Israel on Wednesday reinstated compulsory isolation in state-run hotels for people who arrive in Israel from abroad while the Health Ministry launched a pilot program in which travelers will quarantine at home and be affixed an electronic tag as part of the measures to curb the spread of COVID-19.
Knesset's Constitution, Law and Justice Committee approved extending the order until March 2 after panel chairman MK Yaakov Asher (United Torah Judaism) initially objected to it, imploring the government to present him with alternatives.

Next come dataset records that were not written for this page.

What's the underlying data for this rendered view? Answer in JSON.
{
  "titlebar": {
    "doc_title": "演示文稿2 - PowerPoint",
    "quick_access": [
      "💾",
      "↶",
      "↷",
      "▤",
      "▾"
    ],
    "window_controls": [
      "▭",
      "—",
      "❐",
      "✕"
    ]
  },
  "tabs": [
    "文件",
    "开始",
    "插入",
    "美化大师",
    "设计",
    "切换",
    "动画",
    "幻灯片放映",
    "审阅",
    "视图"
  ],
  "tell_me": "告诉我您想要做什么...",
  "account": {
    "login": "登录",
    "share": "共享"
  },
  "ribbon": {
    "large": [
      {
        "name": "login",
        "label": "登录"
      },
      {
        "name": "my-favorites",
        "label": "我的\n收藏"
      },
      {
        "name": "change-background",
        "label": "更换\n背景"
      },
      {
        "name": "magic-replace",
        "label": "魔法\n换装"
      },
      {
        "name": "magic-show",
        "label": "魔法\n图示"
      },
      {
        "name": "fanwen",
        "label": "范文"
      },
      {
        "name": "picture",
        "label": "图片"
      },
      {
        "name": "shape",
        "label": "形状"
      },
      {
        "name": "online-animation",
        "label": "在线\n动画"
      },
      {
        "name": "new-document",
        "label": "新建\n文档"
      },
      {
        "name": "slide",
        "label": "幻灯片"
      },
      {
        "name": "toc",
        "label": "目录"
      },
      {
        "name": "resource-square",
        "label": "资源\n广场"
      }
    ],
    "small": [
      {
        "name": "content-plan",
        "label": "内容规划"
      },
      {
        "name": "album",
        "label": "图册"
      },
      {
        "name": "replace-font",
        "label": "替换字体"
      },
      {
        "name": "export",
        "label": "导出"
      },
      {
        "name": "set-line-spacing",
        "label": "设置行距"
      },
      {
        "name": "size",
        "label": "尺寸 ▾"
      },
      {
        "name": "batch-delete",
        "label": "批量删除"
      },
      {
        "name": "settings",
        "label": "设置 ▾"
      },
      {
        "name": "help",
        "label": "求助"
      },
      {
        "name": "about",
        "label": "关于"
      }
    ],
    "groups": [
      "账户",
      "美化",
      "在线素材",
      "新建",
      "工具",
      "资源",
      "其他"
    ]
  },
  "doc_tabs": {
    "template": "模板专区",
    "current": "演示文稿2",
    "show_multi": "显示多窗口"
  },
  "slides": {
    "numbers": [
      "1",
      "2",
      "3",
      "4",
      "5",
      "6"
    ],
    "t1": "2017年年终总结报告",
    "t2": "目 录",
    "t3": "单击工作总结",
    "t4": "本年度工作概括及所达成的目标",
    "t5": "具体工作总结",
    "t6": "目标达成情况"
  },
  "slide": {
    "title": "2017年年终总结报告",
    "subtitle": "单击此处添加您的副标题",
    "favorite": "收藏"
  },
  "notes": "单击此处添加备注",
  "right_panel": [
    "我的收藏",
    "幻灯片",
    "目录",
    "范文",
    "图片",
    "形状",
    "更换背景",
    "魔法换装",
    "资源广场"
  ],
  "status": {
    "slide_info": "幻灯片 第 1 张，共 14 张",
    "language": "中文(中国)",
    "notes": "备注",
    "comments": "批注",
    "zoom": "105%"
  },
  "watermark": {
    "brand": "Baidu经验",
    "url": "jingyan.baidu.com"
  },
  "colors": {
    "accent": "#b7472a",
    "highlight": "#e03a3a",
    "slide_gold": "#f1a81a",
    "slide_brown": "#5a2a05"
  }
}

The order expired the night between Monday and Tuesday, and since then many Israelis who landed at Ben Gurion Airport have returned directly home. In contrast, about 80 passengers who will arrive in Israel on a Lufthansa flight Wednesday night will be forcibly taken to hotels.
Alternatively, travelers will also have the option to participate in the new pilot program and self-isolate at home.
As part of the pilot, the state will initially issue 100 tracking kits to travelers to ensure they do not leave their place of quarantine during the isolation period. The program is planned to be expanded to 1,000 kits within days.
Travelers who wish to isolate themselves at home instead of a hotel will have to put down a NIS-1,500 deposit.
Israel Police representatives refused to take responsibility for supplying the system, but officers will be deployed to enforce breaches of quarantine.
Tracking and identification company SuperCom will operate the program, supplying ankle bracelets, electronic tags and smartphones to some 1,000 Israelis returning from abroad.
Deputy Health Minister Yoav Kisch said the new measures are a part of Israel's efforts to prevent the spread of new COVID-19 variants throughout the country and will be brought to a Knesset vote next week.
"We are very concerned about new variants coming in that may jeopardize the vaccination campaign," Kisch said. "To this end, we require isolation in hotels for arrivals from abroad. Those who test negative [for coronavirus] at the airport can choose to isolate at home with electronic tagging. Those who don't want to, can stay in a hotel. We are not forcing anyone. We have legal permission to start the pilot and it will go up for vote next week."
Meanwhile, the Health Ministry is examining additional technological solutions, such as reintroducing the controversial cellphone tracking scheme operated by the Shin Bet domestic security service last year.